* **Task item**
Write the data out again exactly, with every picture removed.

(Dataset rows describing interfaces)

⁂

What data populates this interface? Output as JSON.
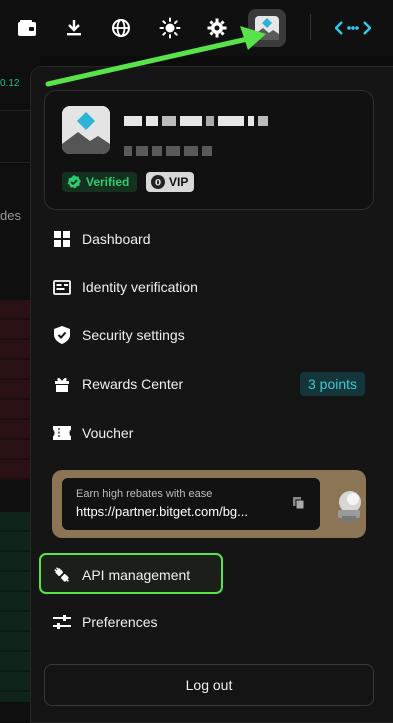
{
  "background": {
    "price_snippet": "0.12",
    "text_snippet": "des"
  },
  "toolbar": {
    "icons": [
      "wallet-icon",
      "download-icon",
      "globe-icon",
      "theme-sun-icon",
      "settings-gear-icon",
      "user-avatar-icon",
      "connect-icon"
    ]
  },
  "profile": {
    "verified_label": "Verified",
    "vip_label": "VIP"
  },
  "menu": {
    "items": [
      {
        "label": "Dashboard",
        "icon": "dashboard-grid-icon"
      },
      {
        "label": "Identity verification",
        "icon": "id-card-icon"
      },
      {
        "label": "Security settings",
        "icon": "shield-check-icon"
      },
      {
        "label": "Rewards Center",
        "icon": "gift-icon"
      },
      {
        "label": "Voucher",
        "icon": "ticket-icon"
      },
      {
        "label": "API management",
        "icon": "plug-icon"
      },
      {
        "label": "Preferences",
        "icon": "sliders-icon"
      }
    ],
    "rewards_points": "3 points"
  },
  "rebate": {
    "title": "Earn high rebates with ease",
    "link": "https://partner.bitget.com/bg..."
  },
  "logout_label": "Log out",
  "colors": {
    "accent_green": "#59e34a",
    "verified_green": "#2ecc71",
    "points_teal": "#3fc8d0"
  }
}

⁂

* **Solution**
What data populates this interface? Output as JSON.
{
  "background": {
    "price_snippet": "0.12",
    "text_snippet": "des"
  },
  "toolbar": {
    "icons": [
      "wallet-icon",
      "download-icon",
      "globe-icon",
      "theme-sun-icon",
      "settings-gear-icon",
      "user-avatar-icon",
      "connect-icon"
    ]
  },
  "profile": {
    "verified_label": "Verified",
    "vip_label": "VIP"
  },
  "menu": {
    "items": [
      {
        "label": "Dashboard",
        "icon": "dashboard-grid-icon"
      },
      {
        "label": "Identity verification",
        "icon": "id-card-icon"
      },
      {
        "label": "Security settings",
        "icon": "shield-check-icon"
      },
      {
        "label": "Rewards Center",
        "icon": "gift-icon"
      },
      {
        "label": "Voucher",
        "icon": "ticket-icon"
      },
      {
        "label": "API management",
        "icon": "plug-icon"
      },
      {
        "label": "Preferences",
        "icon": "sliders-icon"
      }
    ],
    "rewards_points": "3 points"
  },
  "rebate": {
    "title": "Earn high rebates with ease",
    "link": "https://partner.bitget.com/bg..."
  },
  "logout_label": "Log out",
  "colors": {
    "accent_green": "#59e34a",
    "verified_green": "#2ecc71",
    "points_teal": "#3fc8d0"
  }
}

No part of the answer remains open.